TASK BRIEF ▸
Nothing in the data may be altered; restate all of it exactly.

Dataset entries:

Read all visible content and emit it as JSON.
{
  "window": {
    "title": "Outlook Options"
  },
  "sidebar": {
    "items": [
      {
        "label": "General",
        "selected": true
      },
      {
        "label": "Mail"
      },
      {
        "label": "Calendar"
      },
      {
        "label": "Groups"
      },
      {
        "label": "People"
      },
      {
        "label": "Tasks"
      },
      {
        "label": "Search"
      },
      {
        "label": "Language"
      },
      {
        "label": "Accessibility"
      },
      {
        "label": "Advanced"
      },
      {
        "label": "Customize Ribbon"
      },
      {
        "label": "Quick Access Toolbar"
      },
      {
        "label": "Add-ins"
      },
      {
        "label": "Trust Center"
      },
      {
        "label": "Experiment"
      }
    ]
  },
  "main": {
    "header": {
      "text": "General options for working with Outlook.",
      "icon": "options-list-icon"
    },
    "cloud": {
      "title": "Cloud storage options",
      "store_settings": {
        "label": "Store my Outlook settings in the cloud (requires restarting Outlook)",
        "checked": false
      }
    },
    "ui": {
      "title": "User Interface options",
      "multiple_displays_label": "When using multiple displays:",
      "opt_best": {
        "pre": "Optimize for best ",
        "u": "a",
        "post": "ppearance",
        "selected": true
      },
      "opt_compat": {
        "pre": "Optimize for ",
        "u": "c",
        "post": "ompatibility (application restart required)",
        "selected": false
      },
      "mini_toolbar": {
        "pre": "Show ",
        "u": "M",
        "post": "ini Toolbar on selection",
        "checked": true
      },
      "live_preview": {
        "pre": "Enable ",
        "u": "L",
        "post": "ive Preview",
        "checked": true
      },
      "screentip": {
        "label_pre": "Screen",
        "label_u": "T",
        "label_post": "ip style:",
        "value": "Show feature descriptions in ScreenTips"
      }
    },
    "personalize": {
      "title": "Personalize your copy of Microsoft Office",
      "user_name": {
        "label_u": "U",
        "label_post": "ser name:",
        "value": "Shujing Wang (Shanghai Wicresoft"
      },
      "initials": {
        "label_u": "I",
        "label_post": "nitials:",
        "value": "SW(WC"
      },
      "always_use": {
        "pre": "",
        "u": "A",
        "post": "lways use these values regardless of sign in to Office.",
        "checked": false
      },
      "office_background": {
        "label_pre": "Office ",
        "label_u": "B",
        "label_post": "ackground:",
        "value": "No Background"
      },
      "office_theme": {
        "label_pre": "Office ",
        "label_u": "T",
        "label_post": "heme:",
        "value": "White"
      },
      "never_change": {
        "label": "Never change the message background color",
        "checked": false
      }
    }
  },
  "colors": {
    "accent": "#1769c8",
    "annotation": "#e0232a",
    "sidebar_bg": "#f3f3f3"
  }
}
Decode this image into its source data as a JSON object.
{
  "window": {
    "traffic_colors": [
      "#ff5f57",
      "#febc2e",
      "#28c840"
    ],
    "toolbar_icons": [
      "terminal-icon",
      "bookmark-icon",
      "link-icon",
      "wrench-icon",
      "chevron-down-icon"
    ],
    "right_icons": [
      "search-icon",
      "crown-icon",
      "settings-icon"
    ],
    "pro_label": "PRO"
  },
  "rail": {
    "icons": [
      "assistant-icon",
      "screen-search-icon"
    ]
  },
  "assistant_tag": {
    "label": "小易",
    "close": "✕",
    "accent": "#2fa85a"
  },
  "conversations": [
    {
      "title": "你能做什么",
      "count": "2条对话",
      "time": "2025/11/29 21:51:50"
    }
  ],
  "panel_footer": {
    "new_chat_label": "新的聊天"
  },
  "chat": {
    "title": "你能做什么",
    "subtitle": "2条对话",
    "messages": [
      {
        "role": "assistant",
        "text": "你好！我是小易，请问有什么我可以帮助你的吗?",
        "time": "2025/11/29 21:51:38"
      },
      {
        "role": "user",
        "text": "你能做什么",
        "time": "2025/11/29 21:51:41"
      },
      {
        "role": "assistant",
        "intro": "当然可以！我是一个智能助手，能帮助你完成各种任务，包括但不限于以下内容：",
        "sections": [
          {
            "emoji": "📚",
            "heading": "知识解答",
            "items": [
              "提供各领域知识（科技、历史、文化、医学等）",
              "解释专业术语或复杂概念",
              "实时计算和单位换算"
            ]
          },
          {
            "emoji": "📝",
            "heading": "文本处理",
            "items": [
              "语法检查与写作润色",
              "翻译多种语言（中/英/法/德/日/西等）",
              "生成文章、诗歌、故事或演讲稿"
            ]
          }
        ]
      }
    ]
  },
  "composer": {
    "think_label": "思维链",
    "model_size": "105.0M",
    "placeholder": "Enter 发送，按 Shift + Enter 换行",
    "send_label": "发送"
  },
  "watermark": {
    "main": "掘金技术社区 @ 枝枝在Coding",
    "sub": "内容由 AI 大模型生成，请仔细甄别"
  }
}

RESPONSE TO THIS TASK ▸
Read all visible content and emit it as JSON.
{
  "window": {
    "title": "Outlook Options"
  },
  "sidebar": {
    "items": [
      {
        "label": "General",
        "selected": true
      },
      {
        "label": "Mail"
      },
      {
        "label": "Calendar"
      },
      {
        "label": "Groups"
      },
      {
        "label": "People"
      },
      {
        "label": "Tasks"
      },
      {
        "label": "Search"
      },
      {
        "label": "Language"
      },
      {
        "label": "Accessibility"
      },
      {
        "label": "Advanced"
      },
      {
        "label": "Customize Ribbon"
      },
      {
        "label": "Quick Access Toolbar"
      },
      {
        "label": "Add-ins"
      },
      {
        "label": "Trust Center"
      },
      {
        "label": "Experiment"
      }
    ]
  },
  "main": {
    "header": {
      "text": "General options for working with Outlook.",
      "icon": "options-list-icon"
    },
    "cloud": {
      "title": "Cloud storage options",
      "store_settings": {
        "label": "Store my Outlook settings in the cloud (requires restarting Outlook)",
        "checked": false
      }
    },
    "ui": {
      "title": "User Interface options",
      "multiple_displays_label": "When using multiple displays:",
      "opt_best": {
        "pre": "Optimize for best ",
        "u": "a",
        "post": "ppearance",
        "selected": true
      },
      "opt_compat": {
        "pre": "Optimize for ",
        "u": "c",
        "post": "ompatibility (application restart required)",
        "selected": false
      },
      "mini_toolbar": {
        "pre": "Show ",
        "u": "M",
        "post": "ini Toolbar on selection",
        "checked": true
      },
      "live_preview": {
        "pre": "Enable ",
        "u": "L",
        "post": "ive Preview",
        "checked": true
      },
      "screentip": {
        "label_pre": "Screen",
        "label_u": "T",
        "label_post": "ip style:",
        "value": "Show feature descriptions in ScreenTips"
      }
    },
    "personalize": {
      "title": "Personalize your copy of Microsoft Office",
      "user_name": {
        "label_u": "U",
        "label_post": "ser name:",
        "value": "Shujing Wang (Shanghai Wicresoft"
      },
      "initials": {
        "label_u": "I",
        "label_post": "nitials:",
        "value": "SW(WC"
      },
      "always_use": {
        "pre": "",
        "u": "A",
        "post": "lways use these values regardless of sign in to Office.",
        "checked": false
      },
      "office_background": {
        "label_pre": "Office ",
        "label_u": "B",
        "label_post": "ackground:",
        "value": "No Background"
      },
      "office_theme": {
        "label_pre": "Office ",
        "label_u": "T",
        "label_post": "heme:",
        "value": "White"
      },
      "never_change": {
        "label": "Never change the message background color",
        "checked": false
      }
    }
  },
  "colors": {
    "accent": "#1769c8",
    "annotation": "#e0232a",
    "sidebar_bg": "#f3f3f3"
  }
}
Decode this image into its source data as a JSON object.
{
  "window": {
    "traffic_colors": [
      "#ff5f57",
      "#febc2e",
      "#28c840"
    ],
    "toolbar_icons": [
      "terminal-icon",
      "bookmark-icon",
      "link-icon",
      "wrench-icon",
      "chevron-down-icon"
    ],
    "right_icons": [
      "search-icon",
      "crown-icon",
      "settings-icon"
    ],
    "pro_label": "PRO"
  },
  "rail": {
    "icons": [
      "assistant-icon",
      "screen-search-icon"
    ]
  },
  "assistant_tag": {
    "label": "小易",
    "close": "✕",
    "accent": "#2fa85a"
  },
  "conversations": [
    {
      "title": "你能做什么",
      "count": "2条对话",
      "time": "2025/11/29 21:51:50"
    }
  ],
  "panel_footer": {
    "new_chat_label": "新的聊天"
  },
  "chat": {
    "title": "你能做什么",
    "subtitle": "2条对话",
    "messages": [
      {
        "role": "assistant",
        "text": "你好！我是小易，请问有什么我可以帮助你的吗?",
        "time": "2025/11/29 21:51:38"
      },
      {
        "role": "user",
        "text": "你能做什么",
        "time": "2025/11/29 21:51:41"
      },
      {
        "role": "assistant",
        "intro": "当然可以！我是一个智能助手，能帮助你完成各种任务，包括但不限于以下内容：",
        "sections": [
          {
            "emoji": "📚",
            "heading": "知识解答",
            "items": [
              "提供各领域知识（科技、历史、文化、医学等）",
              "解释专业术语或复杂概念",
              "实时计算和单位换算"
            ]
          },
          {
            "emoji": "📝",
            "heading": "文本处理",
            "items": [
              "语法检查与写作润色",
              "翻译多种语言（中/英/法/德/日/西等）",
              "生成文章、诗歌、故事或演讲稿"
            ]
          }
        ]
      }
    ]
  },
  "composer": {
    "think_label": "思维链",
    "model_size": "105.0M",
    "placeholder": "Enter 发送，按 Shift + Enter 换行",
    "send_label": "发送"
  },
  "watermark": {
    "main": "掘金技术社区 @ 枝枝在Coding",
    "sub": "内容由 AI 大模型生成，请仔细甄别"
  }
}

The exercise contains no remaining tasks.